**WORK TASK**
Count up every line of the data in which "Invisible" occurs. The reply is one number and nothing more.

**RECORD EXTRACTS**
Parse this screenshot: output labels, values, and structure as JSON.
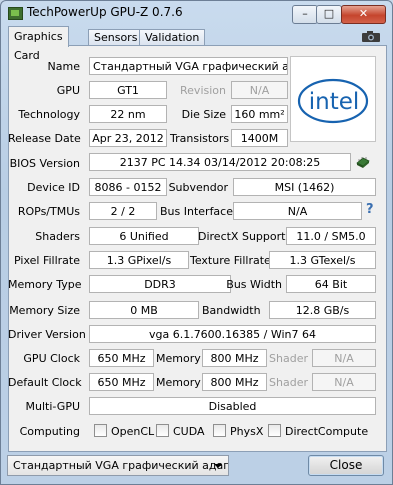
{
  "window": {
    "title": "TechPowerUp GPU-Z 0.7.6"
  },
  "tabs": [
    "Graphics Card",
    "Sensors",
    "Validation"
  ],
  "fields": {
    "name": {
      "label": "Name",
      "value": "Стандартный VGA графический адап..."
    },
    "gpu": {
      "label": "GPU",
      "value": "GT1"
    },
    "revision": {
      "label": "Revision",
      "value": "N/A"
    },
    "technology": {
      "label": "Technology",
      "value": "22 nm"
    },
    "die_size": {
      "label": "Die Size",
      "value": "160 mm²"
    },
    "release_date": {
      "label": "Release Date",
      "value": "Apr 23, 2012"
    },
    "transistors": {
      "label": "Transistors",
      "value": "1400M"
    },
    "bios_version": {
      "label": "BIOS Version",
      "value": "2137 PC 14.34  03/14/2012  20:08:25"
    },
    "device_id": {
      "label": "Device ID",
      "value": "8086 - 0152"
    },
    "subvendor": {
      "label": "Subvendor",
      "value": "MSI (1462)"
    },
    "rops_tmus": {
      "label": "ROPs/TMUs",
      "value": "2 / 2"
    },
    "bus_interface": {
      "label": "Bus Interface",
      "value": "N/A"
    },
    "shaders": {
      "label": "Shaders",
      "value": "6 Unified"
    },
    "directx": {
      "label": "DirectX Support",
      "value": "11.0 / SM5.0"
    },
    "pixel_fillrate": {
      "label": "Pixel Fillrate",
      "value": "1.3 GPixel/s"
    },
    "texture_fillrate": {
      "label": "Texture Fillrate",
      "value": "1.3 GTexel/s"
    },
    "memory_type": {
      "label": "Memory Type",
      "value": "DDR3"
    },
    "bus_width": {
      "label": "Bus Width",
      "value": "64 Bit"
    },
    "memory_size": {
      "label": "Memory Size",
      "value": "0 MB"
    },
    "bandwidth": {
      "label": "Bandwidth",
      "value": "12.8 GB/s"
    },
    "driver_version": {
      "label": "Driver Version",
      "value": "vga 6.1.7600.16385 / Win7 64"
    },
    "gpu_clock": {
      "label": "GPU Clock",
      "value": "650 MHz",
      "memory_label": "Memory",
      "memory_value": "800 MHz",
      "shader_label": "Shader",
      "shader_value": "N/A"
    },
    "default_clock": {
      "label": "Default Clock",
      "value": "650 MHz",
      "memory_label": "Memory",
      "memory_value": "800 MHz",
      "shader_label": "Shader",
      "shader_value": "N/A"
    },
    "multi_gpu": {
      "label": "Multi-GPU",
      "value": "Disabled"
    },
    "computing": {
      "label": "Computing",
      "options": [
        "OpenCL",
        "CUDA",
        "PhysX",
        "DirectCompute"
      ]
    }
  },
  "bus_help": "?",
  "logo_text": "intel",
  "footer": {
    "selected_card": "Стандартный VGA графический адапт",
    "close_label": "Close"
  },
  "icons": {
    "app": "gpu-z-icon",
    "camera": "camera-icon",
    "bios": "bios-chip-icon"
  }
}
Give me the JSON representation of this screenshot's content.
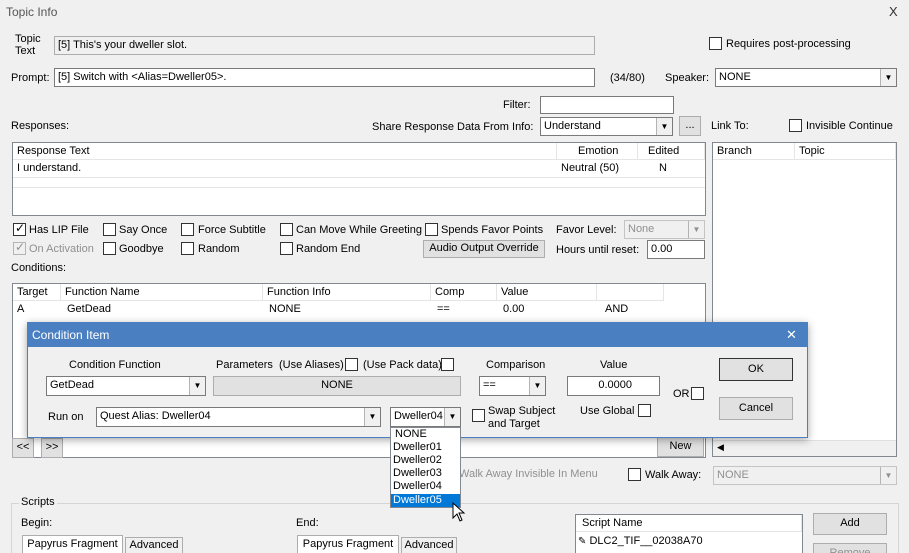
{
  "window": {
    "title": "Topic Info",
    "close": "X"
  },
  "topic": {
    "label_1": "Topic",
    "label_2": "Text",
    "value": "[5] This's your dweller slot."
  },
  "requires_post": "Requires post-processing",
  "prompt": {
    "label": "Prompt:",
    "value": "[5] Switch with <Alias=Dweller05>.",
    "count": "(34/80)"
  },
  "speaker": {
    "label": "Speaker:",
    "value": "NONE"
  },
  "filter": {
    "label": "Filter:",
    "value": ""
  },
  "responses": {
    "label": "Responses:",
    "share_label": "Share Response Data From Info:",
    "share_value": "Understand",
    "ellipsis": "..."
  },
  "link": {
    "label": "Link To:",
    "invisible_continue": "Invisible Continue",
    "col_branch": "Branch",
    "col_topic": "Topic"
  },
  "response_table": {
    "headers": [
      "Response Text",
      "Emotion",
      "Edited"
    ],
    "rows": [
      {
        "text": "I understand.",
        "emotion": "Neutral (50)",
        "edited": "N"
      }
    ]
  },
  "options": {
    "has_lip": "Has LIP File",
    "say_once": "Say Once",
    "force_subtitle": "Force Subtitle",
    "can_move": "Can Move While Greeting",
    "spends_favor": "Spends Favor Points",
    "favor_level_label": "Favor Level:",
    "favor_level_value": "None",
    "on_activation": "On Activation",
    "goodbye": "Goodbye",
    "random": "Random",
    "random_end": "Random End",
    "audio_override": "Audio Output Override",
    "hours_label": "Hours until reset:",
    "hours_value": "0.00"
  },
  "conditions": {
    "label": "Conditions:",
    "headers": [
      "Target",
      "Function Name",
      "Function Info",
      "Comp",
      "Value"
    ],
    "rows": [
      {
        "target": "A",
        "function": "GetDead",
        "info": "NONE",
        "comp": "==",
        "value": "0.00",
        "and": "AND"
      }
    ]
  },
  "nav": {
    "prev": "<<",
    "next": ">>",
    "new": "New"
  },
  "walk": {
    "invisible_text": "Walk Away Invisible In Menu",
    "label": "Walk Away:",
    "value": "NONE"
  },
  "scripts": {
    "label": "Scripts",
    "begin": "Begin:",
    "end": "End:",
    "tab_papyrus": "Papyrus Fragment",
    "tab_advanced": "Advanced",
    "col_script_name": "Script Name",
    "script_item": "DLC2_TIF__02038A70",
    "add": "Add",
    "remove": "Remove"
  },
  "dialog": {
    "title": "Condition Item",
    "close": "✕",
    "condition_function_label": "Condition Function",
    "condition_function_value": "GetDead",
    "parameters_label": "Parameters",
    "use_aliases": "(Use Aliases)",
    "use_pack": "(Use Pack data)",
    "param_value": "NONE",
    "comparison_label": "Comparison",
    "comparison_value": "==",
    "value_label": "Value",
    "value_value": "0.0000",
    "or_label": "OR",
    "run_on_label": "Run on",
    "run_on_value": "Quest Alias: Dweller04",
    "alias_value": "Dweller04",
    "swap_1": "Swap Subject",
    "swap_2": "and Target",
    "use_global": "Use Global",
    "ok": "OK",
    "cancel": "Cancel",
    "dropdown_options": [
      "NONE",
      "Dweller01",
      "Dweller02",
      "Dweller03",
      "Dweller04",
      "Dweller05"
    ],
    "selected_option": "Dweller05"
  },
  "colors": {
    "accent": "#0078d7",
    "dialog_title": "#4a7fc1",
    "selection": "#0078d7"
  }
}
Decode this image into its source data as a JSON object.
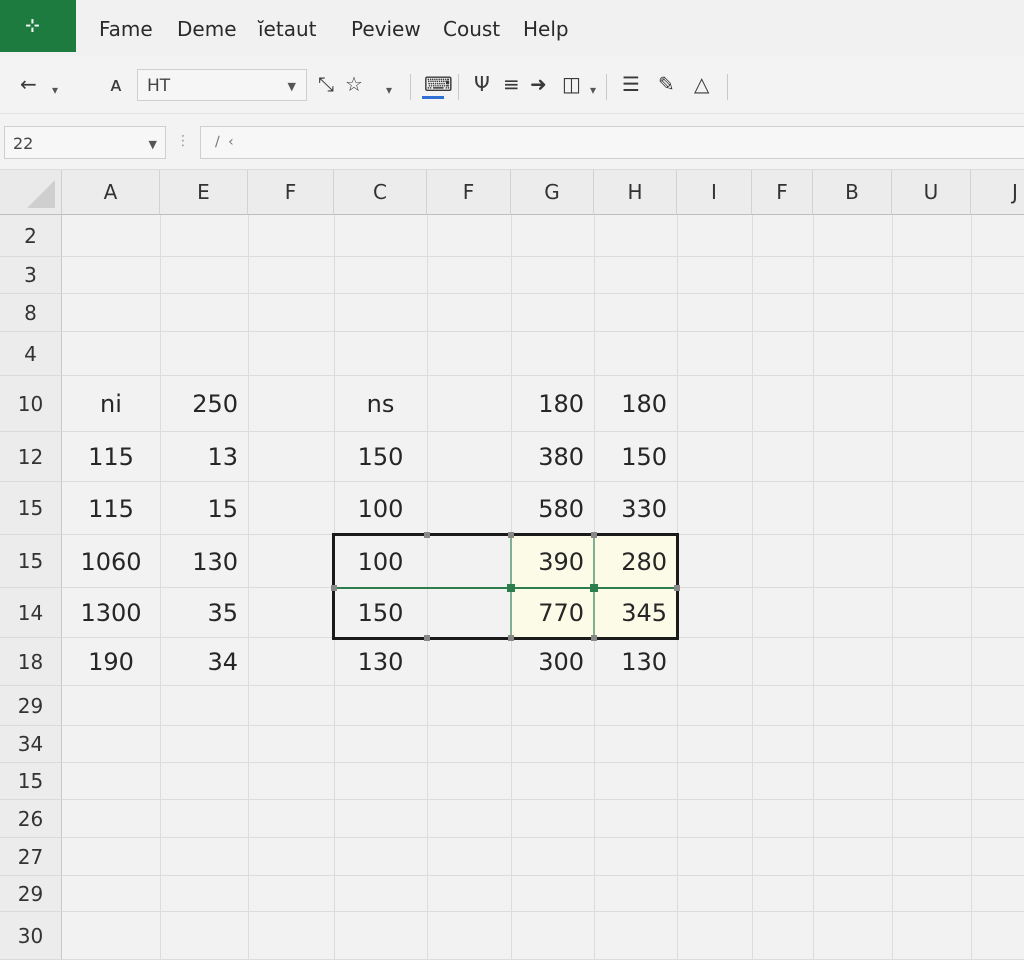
{
  "app": {
    "tile_label": "⊹"
  },
  "menu": [
    "Fame",
    "Deme",
    "ı̆etaut",
    "Peview",
    "Coust",
    "Help"
  ],
  "toolbar": {
    "font_name": "HT",
    "icons": [
      "back-arrow-icon",
      "font-a-icon",
      "pin-icon",
      "star-icon",
      "paint-bucket-icon",
      "psi-icon",
      "align-icon",
      "arrow-right-icon",
      "format-icon",
      "list-icon",
      "pen-icon",
      "triangle-icon"
    ]
  },
  "formula_bar": {
    "name_box": "22",
    "formula": "∕ ‹"
  },
  "grid": {
    "columns": [
      "A",
      "E",
      "F",
      "C",
      "F",
      "G",
      "H",
      "I",
      "F",
      "B",
      "U",
      "J"
    ],
    "rows": [
      "2",
      "3",
      "8",
      "4",
      "10",
      "12",
      "15",
      "15",
      "14",
      "18",
      "29",
      "34",
      "15",
      "26",
      "27",
      "29",
      "30"
    ],
    "cells": [
      {
        "row": 4,
        "col": 0,
        "value": "ni",
        "align": "c"
      },
      {
        "row": 4,
        "col": 1,
        "value": "250",
        "align": "r"
      },
      {
        "row": 4,
        "col": 3,
        "value": "ns",
        "align": "c"
      },
      {
        "row": 4,
        "col": 5,
        "value": "180",
        "align": "r"
      },
      {
        "row": 4,
        "col": 6,
        "value": "180",
        "align": "r"
      },
      {
        "row": 5,
        "col": 0,
        "value": "115",
        "align": "c"
      },
      {
        "row": 5,
        "col": 1,
        "value": "13",
        "align": "r"
      },
      {
        "row": 5,
        "col": 3,
        "value": "150",
        "align": "c"
      },
      {
        "row": 5,
        "col": 5,
        "value": "380",
        "align": "r"
      },
      {
        "row": 5,
        "col": 6,
        "value": "150",
        "align": "r"
      },
      {
        "row": 6,
        "col": 0,
        "value": "115",
        "align": "c"
      },
      {
        "row": 6,
        "col": 1,
        "value": "15",
        "align": "r"
      },
      {
        "row": 6,
        "col": 3,
        "value": "100",
        "align": "c"
      },
      {
        "row": 6,
        "col": 5,
        "value": "580",
        "align": "r"
      },
      {
        "row": 6,
        "col": 6,
        "value": "330",
        "align": "r"
      },
      {
        "row": 7,
        "col": 0,
        "value": "1060",
        "align": "c"
      },
      {
        "row": 7,
        "col": 1,
        "value": "130",
        "align": "r"
      },
      {
        "row": 7,
        "col": 3,
        "value": "100",
        "align": "c"
      },
      {
        "row": 7,
        "col": 5,
        "value": "390",
        "align": "r"
      },
      {
        "row": 7,
        "col": 6,
        "value": "280",
        "align": "r"
      },
      {
        "row": 8,
        "col": 0,
        "value": "1300",
        "align": "c"
      },
      {
        "row": 8,
        "col": 1,
        "value": "35",
        "align": "r"
      },
      {
        "row": 8,
        "col": 3,
        "value": "150",
        "align": "c"
      },
      {
        "row": 8,
        "col": 5,
        "value": "770",
        "align": "r"
      },
      {
        "row": 8,
        "col": 6,
        "value": "345",
        "align": "r"
      },
      {
        "row": 9,
        "col": 0,
        "value": "190",
        "align": "c"
      },
      {
        "row": 9,
        "col": 1,
        "value": "34",
        "align": "r"
      },
      {
        "row": 9,
        "col": 3,
        "value": "130",
        "align": "c"
      },
      {
        "row": 9,
        "col": 5,
        "value": "300",
        "align": "r"
      },
      {
        "row": 9,
        "col": 6,
        "value": "130",
        "align": "r"
      }
    ],
    "highlight_color": "#fbfbe7",
    "accent_color": "#1e7b40"
  }
}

**ANSWER TO THE EXERCISE**
2